I feel the need... the need for speed

It’s around 30 years since Top Gun was showing in cinemas around the country. Fax machines had reached critical mass, though most offices still had a telex machine lurking in the corner. A V.32 modem was state of the art and 9600 bit/s was the most one could expect without deploying the heavyweights of Kilostream or Megastream and, despite Mercury’s appearance, BT really was the only game in town.

Thirty years on the industry is still obsessed with speed, and we are constantly being bombarded by carriers’ messages of high-speed, fibre, and super-fast broadband.

The latest OFCOM market report says that the number of UK superfast broadband connections (which they define as those providing 30Mbit/s or more) rose by two million in 2015. While there has clearly been huge growth in available bandwidth, the cynics can be heard saying that this represents an unnecessary increase, and that there is no underlying need for more capacity.

However further examination of the OFCOM report shows that these increases may not actually be enough on their own – for example there is a reference to a Nokia Bell Labs report predicting that mobile data will be 21-31 times the 2005 levels for Western Europe by 2020. This massive increase in a short time-frame reflects a seismic shift in how we interact and use devices and applications.

There are three obvious drivers for these predicted increases in data usage, particularly when it comes to mobile data. These are:

  • The influence of millennials joining the workforce with their penchant for social networking, collaboration and multi-tasking
  • The move to cloud services and the new compute paradigm
  • The Internet of Things (IoT), and the increase in machine-to-machine communications

So if demand for data continues to increase how will we satisfy the demand, given that networks cannot be redesigned in such a short timeframe?

In a business context, we should see three trends emerge to meet this growth in demand:
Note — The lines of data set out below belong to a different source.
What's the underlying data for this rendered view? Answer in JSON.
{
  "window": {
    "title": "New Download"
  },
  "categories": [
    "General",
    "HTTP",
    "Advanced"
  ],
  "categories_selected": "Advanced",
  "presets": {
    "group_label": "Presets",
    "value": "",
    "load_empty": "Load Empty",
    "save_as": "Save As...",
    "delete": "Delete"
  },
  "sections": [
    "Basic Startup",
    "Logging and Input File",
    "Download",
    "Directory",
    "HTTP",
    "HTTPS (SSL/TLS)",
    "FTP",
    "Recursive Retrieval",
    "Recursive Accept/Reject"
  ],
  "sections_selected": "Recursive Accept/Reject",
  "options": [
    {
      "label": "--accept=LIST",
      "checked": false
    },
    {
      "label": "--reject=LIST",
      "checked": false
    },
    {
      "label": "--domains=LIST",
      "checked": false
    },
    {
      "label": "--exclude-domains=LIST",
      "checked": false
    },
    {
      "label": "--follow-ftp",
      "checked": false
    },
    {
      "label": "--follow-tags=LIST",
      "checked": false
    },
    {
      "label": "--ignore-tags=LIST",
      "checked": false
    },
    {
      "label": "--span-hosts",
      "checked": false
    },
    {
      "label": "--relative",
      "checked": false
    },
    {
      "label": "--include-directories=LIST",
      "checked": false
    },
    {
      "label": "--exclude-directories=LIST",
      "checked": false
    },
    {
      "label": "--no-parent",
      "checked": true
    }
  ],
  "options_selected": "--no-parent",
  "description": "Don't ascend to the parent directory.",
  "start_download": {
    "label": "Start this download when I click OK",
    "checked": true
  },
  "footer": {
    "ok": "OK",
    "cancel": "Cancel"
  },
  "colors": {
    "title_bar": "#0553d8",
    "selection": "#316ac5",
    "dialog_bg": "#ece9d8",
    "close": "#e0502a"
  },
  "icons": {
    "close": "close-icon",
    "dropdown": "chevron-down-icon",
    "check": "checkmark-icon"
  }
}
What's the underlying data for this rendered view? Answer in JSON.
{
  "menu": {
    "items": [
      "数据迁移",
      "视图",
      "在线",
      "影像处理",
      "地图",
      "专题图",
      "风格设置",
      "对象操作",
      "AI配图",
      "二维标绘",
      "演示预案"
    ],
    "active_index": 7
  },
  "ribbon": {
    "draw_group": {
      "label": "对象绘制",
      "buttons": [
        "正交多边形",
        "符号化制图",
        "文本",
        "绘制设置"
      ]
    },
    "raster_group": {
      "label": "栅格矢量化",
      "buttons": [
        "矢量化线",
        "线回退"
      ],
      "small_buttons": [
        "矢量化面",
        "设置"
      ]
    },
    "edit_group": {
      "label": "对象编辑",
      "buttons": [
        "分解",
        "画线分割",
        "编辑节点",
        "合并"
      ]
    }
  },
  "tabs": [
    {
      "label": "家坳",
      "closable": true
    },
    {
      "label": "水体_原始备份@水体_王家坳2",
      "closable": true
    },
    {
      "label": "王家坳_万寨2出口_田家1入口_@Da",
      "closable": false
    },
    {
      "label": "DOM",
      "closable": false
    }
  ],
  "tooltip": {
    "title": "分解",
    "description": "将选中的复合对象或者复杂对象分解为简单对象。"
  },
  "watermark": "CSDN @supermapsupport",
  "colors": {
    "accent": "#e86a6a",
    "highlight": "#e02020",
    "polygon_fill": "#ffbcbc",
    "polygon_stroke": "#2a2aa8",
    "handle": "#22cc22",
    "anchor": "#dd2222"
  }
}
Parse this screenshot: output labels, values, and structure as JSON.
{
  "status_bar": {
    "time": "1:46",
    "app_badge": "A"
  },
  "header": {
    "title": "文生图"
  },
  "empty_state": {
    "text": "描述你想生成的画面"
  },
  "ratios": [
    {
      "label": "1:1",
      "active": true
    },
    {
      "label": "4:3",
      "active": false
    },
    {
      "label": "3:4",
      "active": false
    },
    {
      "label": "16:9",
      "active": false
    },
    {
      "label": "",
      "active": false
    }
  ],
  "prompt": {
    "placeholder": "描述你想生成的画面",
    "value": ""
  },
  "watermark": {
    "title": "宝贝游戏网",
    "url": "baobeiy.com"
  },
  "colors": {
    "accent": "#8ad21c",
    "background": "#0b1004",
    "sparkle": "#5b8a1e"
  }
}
  • More mobile data – we will see a proliferation of dedicated SIMs for specific applications
  • Software Defined Networking (SDN) – no more active:passive connections where one sits idle in case there is a fault – all access and connections will be utilised, all the time.
  • More direct internet access – relieving pressure on corporate backbones, WANs and centralised internet breakout, providing more, local, high-speed access connections.

Clearly, it’s not just about feeds and speeds – we also need to look at latency, packet loss, jitter and all the other elements that contribute to a great end-user experience. It is here that deploying SDN can play its greatest part in ensuring traffic is routed according to its priority, application type and the relative available speeds, feeds, traffic and congestion.

By employing application acceleration services and local caching we can actually make a massive impact on the latency and usability of applications – whilst barely using any of the available bandwidth. The best news? This leaves the speed and the feed for those who really need it! 

Given the capabilities of SDNs and pronouncements from various carriers around their SDN capabilities, does this mean we can simply sit back and let the carriers provide the answers to all the above challenges?

To use the catchphrase of another film from thirty years ago “there can be only one!”

For those customers with one access provider and a common deployment of access connectivity and technology, it may indeed suit them to adopt the Highlander approach. However for those using a mix of Ethernet services, broadband and mobile data with without back-up circuits to optimise resilience and minimise cost, adopting a one-carrier approach is likely to involve a large shift in services and a steep hike in running costs. So adopting a carrier SDN solution is not going to be a panacea for higher speed, unlimited bandwidth for all.

For the real world, a blended approach will continue to offer the best results for cost management, resilience of routing and access. What’s more, deploying SDN as an overlay to a core network, gives you a highly cost-effective way to get all the benefits without seismic network shifts.